TASK TO COMPLETE
Out of the records below, copy all lines in which the word "name" occurs.

::: PROVIDED DATA

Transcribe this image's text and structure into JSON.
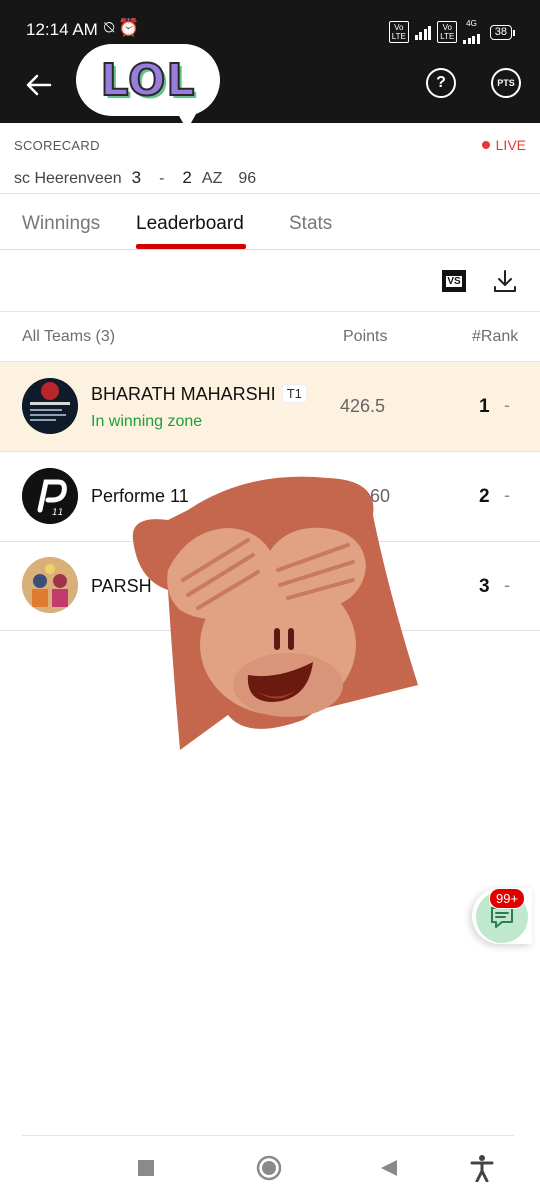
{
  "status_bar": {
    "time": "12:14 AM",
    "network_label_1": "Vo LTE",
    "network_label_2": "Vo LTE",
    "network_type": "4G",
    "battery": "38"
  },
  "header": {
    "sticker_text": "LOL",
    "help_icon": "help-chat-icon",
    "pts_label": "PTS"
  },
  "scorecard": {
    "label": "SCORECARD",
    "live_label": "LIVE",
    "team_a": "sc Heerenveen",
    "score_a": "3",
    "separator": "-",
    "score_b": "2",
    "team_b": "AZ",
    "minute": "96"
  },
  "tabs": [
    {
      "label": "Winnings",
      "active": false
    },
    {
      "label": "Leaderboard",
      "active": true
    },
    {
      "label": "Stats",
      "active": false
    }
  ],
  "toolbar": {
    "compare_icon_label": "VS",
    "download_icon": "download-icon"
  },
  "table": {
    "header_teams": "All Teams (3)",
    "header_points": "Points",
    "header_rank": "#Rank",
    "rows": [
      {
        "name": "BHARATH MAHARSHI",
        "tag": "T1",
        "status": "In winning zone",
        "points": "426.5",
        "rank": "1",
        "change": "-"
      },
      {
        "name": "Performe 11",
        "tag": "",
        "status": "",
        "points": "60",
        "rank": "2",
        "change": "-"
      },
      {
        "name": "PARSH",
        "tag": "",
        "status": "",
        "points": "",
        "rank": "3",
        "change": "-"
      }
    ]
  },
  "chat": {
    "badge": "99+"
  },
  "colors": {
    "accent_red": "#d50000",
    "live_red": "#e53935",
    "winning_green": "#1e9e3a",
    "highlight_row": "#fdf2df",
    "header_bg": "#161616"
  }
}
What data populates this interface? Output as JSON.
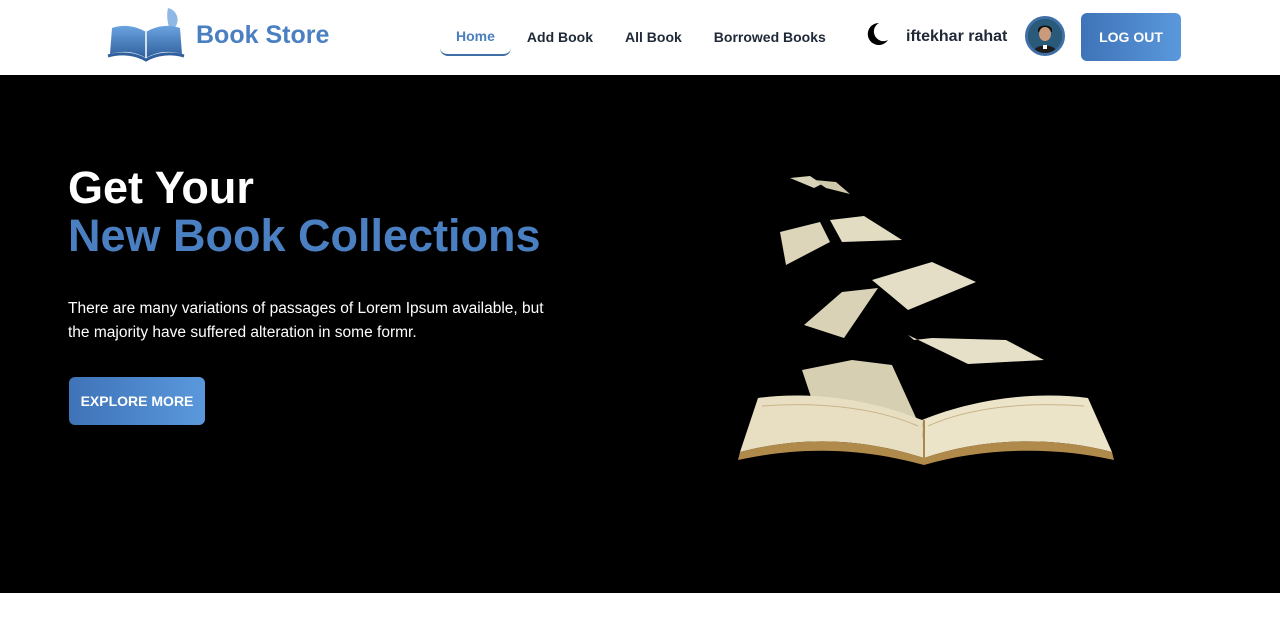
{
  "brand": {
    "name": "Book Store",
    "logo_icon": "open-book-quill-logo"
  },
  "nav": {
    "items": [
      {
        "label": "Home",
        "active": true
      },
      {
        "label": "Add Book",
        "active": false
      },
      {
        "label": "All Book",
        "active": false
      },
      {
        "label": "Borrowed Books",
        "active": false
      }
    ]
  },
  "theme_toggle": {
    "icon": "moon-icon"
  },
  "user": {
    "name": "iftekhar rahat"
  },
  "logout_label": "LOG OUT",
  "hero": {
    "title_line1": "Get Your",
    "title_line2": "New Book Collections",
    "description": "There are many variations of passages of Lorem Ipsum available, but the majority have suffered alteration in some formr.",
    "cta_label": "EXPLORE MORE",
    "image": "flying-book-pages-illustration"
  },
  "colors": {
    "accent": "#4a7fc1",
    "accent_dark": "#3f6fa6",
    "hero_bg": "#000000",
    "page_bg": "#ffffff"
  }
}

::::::

OUTPUT FOR THIS TASK
        "name": "BHARATH MAHARSHI",
        "name": "Performe 11",
        "name": "PARSH",
    "name": "Book Store",
    "name": "iftekhar rahat"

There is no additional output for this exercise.